(Website and app data records)
========
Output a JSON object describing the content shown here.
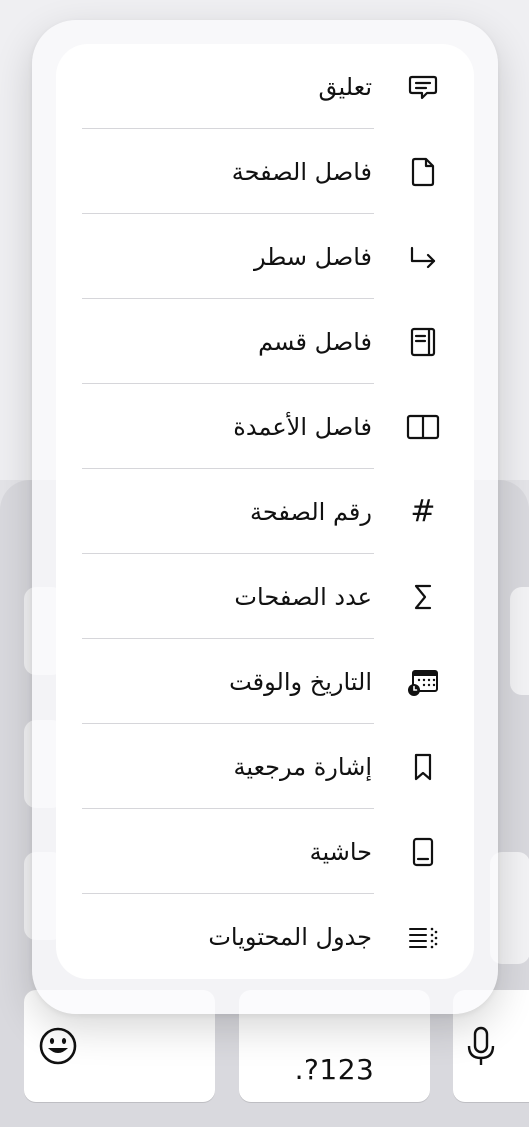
{
  "insert_menu": {
    "items": [
      {
        "label": "تعليق",
        "icon": "comment-icon"
      },
      {
        "label": "فاصل الصفحة",
        "icon": "page-break-icon"
      },
      {
        "label": "فاصل سطر",
        "icon": "line-break-icon"
      },
      {
        "label": "فاصل قسم",
        "icon": "section-break-icon"
      },
      {
        "label": "فاصل الأعمدة",
        "icon": "column-break-icon"
      },
      {
        "label": "رقم الصفحة",
        "icon": "hash-icon",
        "glyph": "#"
      },
      {
        "label": "عدد الصفحات",
        "icon": "sigma-icon"
      },
      {
        "label": "التاريخ والوقت",
        "icon": "calendar-clock-icon"
      },
      {
        "label": "إشارة مرجعية",
        "icon": "bookmark-icon"
      },
      {
        "label": "حاشية",
        "icon": "footer-icon"
      },
      {
        "label": "جدول المحتويات",
        "icon": "toc-icon"
      }
    ]
  },
  "keyboard": {
    "numbers_key_label": ".?123",
    "emoji_icon": "emoji-icon",
    "mic_icon": "microphone-icon"
  }
}
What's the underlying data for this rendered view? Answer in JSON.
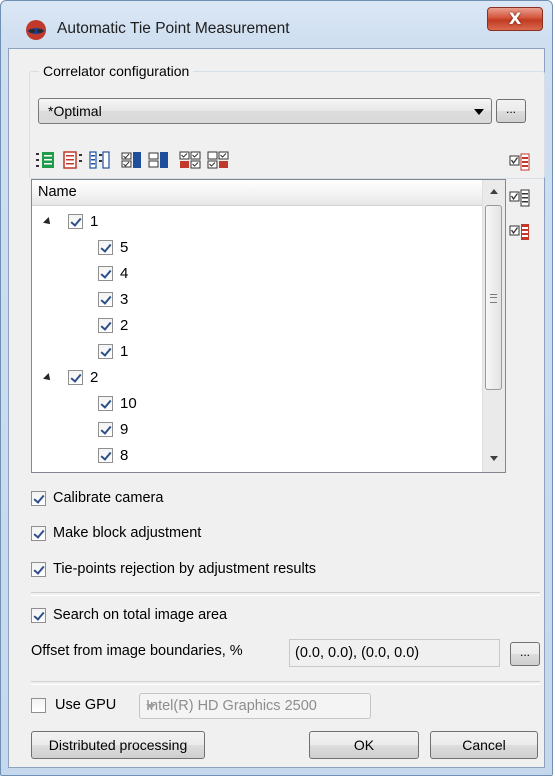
{
  "window": {
    "title": "Automatic Tie Point Measurement",
    "close_glyph": "X"
  },
  "correlator": {
    "group_title": "Correlator configuration",
    "selected": "*Optimal",
    "browse_label": "..."
  },
  "toolbar": {
    "icons": [
      "expand-all-icon",
      "collapse-all-icon",
      "expand-level-icon",
      "check-selected-icon",
      "uncheck-selected-icon",
      "check-all-icon",
      "uncheck-all-icon"
    ],
    "side_icons": [
      "check-red-icon",
      "check-list-icon",
      "check-red-icon-2"
    ]
  },
  "tree": {
    "header": "Name",
    "nodes": [
      {
        "label": "1",
        "level": 0,
        "expanded": true,
        "checked": true
      },
      {
        "label": "5",
        "level": 1,
        "checked": true
      },
      {
        "label": "4",
        "level": 1,
        "checked": true
      },
      {
        "label": "3",
        "level": 1,
        "checked": true
      },
      {
        "label": "2",
        "level": 1,
        "checked": true
      },
      {
        "label": "1",
        "level": 1,
        "checked": true
      },
      {
        "label": "2",
        "level": 0,
        "expanded": true,
        "checked": true
      },
      {
        "label": "10",
        "level": 1,
        "checked": true
      },
      {
        "label": "9",
        "level": 1,
        "checked": true
      },
      {
        "label": "8",
        "level": 1,
        "checked": true
      }
    ]
  },
  "options": {
    "calibrate_camera": {
      "label": "Calibrate camera",
      "checked": true
    },
    "block_adjustment": {
      "label": "Make block adjustment",
      "checked": true
    },
    "tie_rejection": {
      "label": "Tie-points rejection by adjustment results",
      "checked": true
    },
    "search_total": {
      "label": "Search on total image area",
      "checked": true
    }
  },
  "offset": {
    "label": "Offset from image boundaries, %",
    "value": "(0.0, 0.0), (0.0, 0.0)",
    "browse_label": "..."
  },
  "gpu": {
    "label": "Use GPU",
    "checked": false,
    "device": "Intel(R) HD Graphics 2500"
  },
  "buttons": {
    "distributed": "Distributed processing",
    "ok": "OK",
    "cancel": "Cancel"
  }
}
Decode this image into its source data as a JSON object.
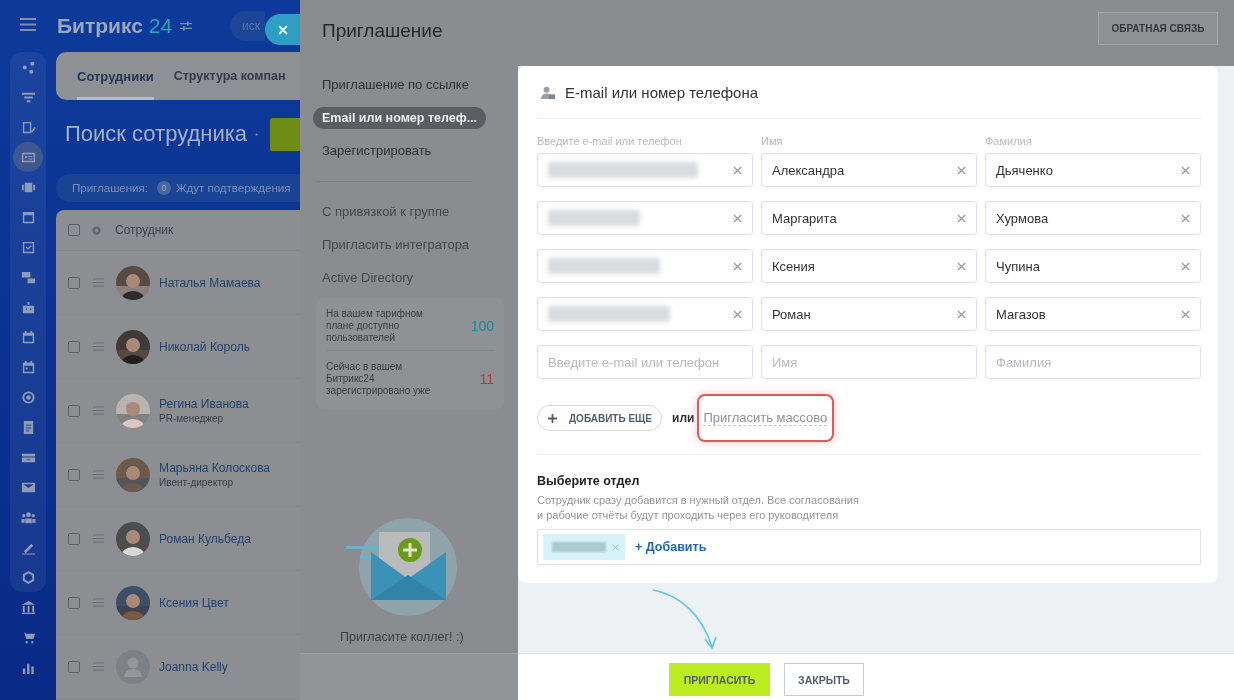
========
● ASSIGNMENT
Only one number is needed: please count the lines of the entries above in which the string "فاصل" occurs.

● RESULT FOR THIS TASK
4